**Task brief**. Reproduce, exactly and in full, the records that follow, minus any pictures.

(Data about app and page elements)
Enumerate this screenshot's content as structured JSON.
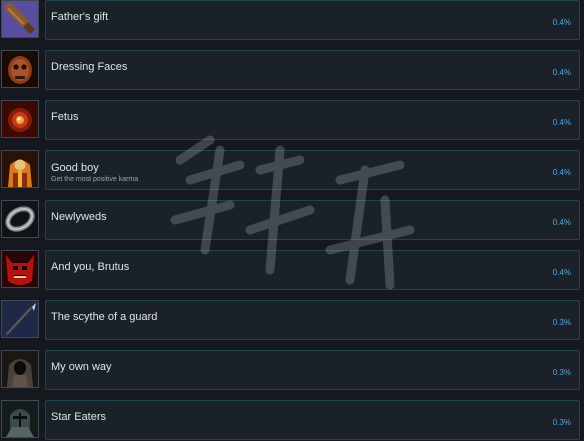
{
  "achievements": [
    {
      "title": "Father's gift",
      "description": "",
      "percent": "0.4%",
      "icon": "club-weapon-icon"
    },
    {
      "title": "Dressing Faces",
      "description": "",
      "percent": "0.4%",
      "icon": "flayed-face-icon"
    },
    {
      "title": "Fetus",
      "description": "",
      "percent": "0.4%",
      "icon": "fetus-orb-icon"
    },
    {
      "title": "Good boy",
      "description": "Get the most positive karma",
      "percent": "0.4%",
      "icon": "monk-figure-icon"
    },
    {
      "title": "Newlyweds",
      "description": "",
      "percent": "0.4%",
      "icon": "wedding-ring-icon"
    },
    {
      "title": "And you, Brutus",
      "description": "",
      "percent": "0.4%",
      "icon": "red-demon-mask-icon"
    },
    {
      "title": "The scythe of a guard",
      "description": "",
      "percent": "0.3%",
      "icon": "spear-icon"
    },
    {
      "title": "My own way",
      "description": "",
      "percent": "0.3%",
      "icon": "hooded-figure-icon"
    },
    {
      "title": "Star Eaters",
      "description": "",
      "percent": "0.3%",
      "icon": "armored-knight-icon"
    }
  ],
  "colors": {
    "background": "#15191f",
    "bar": "#1b2129",
    "bar_border": "#1c4550",
    "title": "#dfe3e6",
    "percent": "#5aa5d4"
  }
}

**Response below**.
Enumerate this screenshot's content as structured JSON.
{
  "achievements": [
    {
      "title": "Father's gift",
      "description": "",
      "percent": "0.4%",
      "icon": "club-weapon-icon"
    },
    {
      "title": "Dressing Faces",
      "description": "",
      "percent": "0.4%",
      "icon": "flayed-face-icon"
    },
    {
      "title": "Fetus",
      "description": "",
      "percent": "0.4%",
      "icon": "fetus-orb-icon"
    },
    {
      "title": "Good boy",
      "description": "Get the most positive karma",
      "percent": "0.4%",
      "icon": "monk-figure-icon"
    },
    {
      "title": "Newlyweds",
      "description": "",
      "percent": "0.4%",
      "icon": "wedding-ring-icon"
    },
    {
      "title": "And you, Brutus",
      "description": "",
      "percent": "0.4%",
      "icon": "red-demon-mask-icon"
    },
    {
      "title": "The scythe of a guard",
      "description": "",
      "percent": "0.3%",
      "icon": "spear-icon"
    },
    {
      "title": "My own way",
      "description": "",
      "percent": "0.3%",
      "icon": "hooded-figure-icon"
    },
    {
      "title": "Star Eaters",
      "description": "",
      "percent": "0.3%",
      "icon": "armored-knight-icon"
    }
  ],
  "colors": {
    "background": "#15191f",
    "bar": "#1b2129",
    "bar_border": "#1c4550",
    "title": "#dfe3e6",
    "percent": "#5aa5d4"
  }
}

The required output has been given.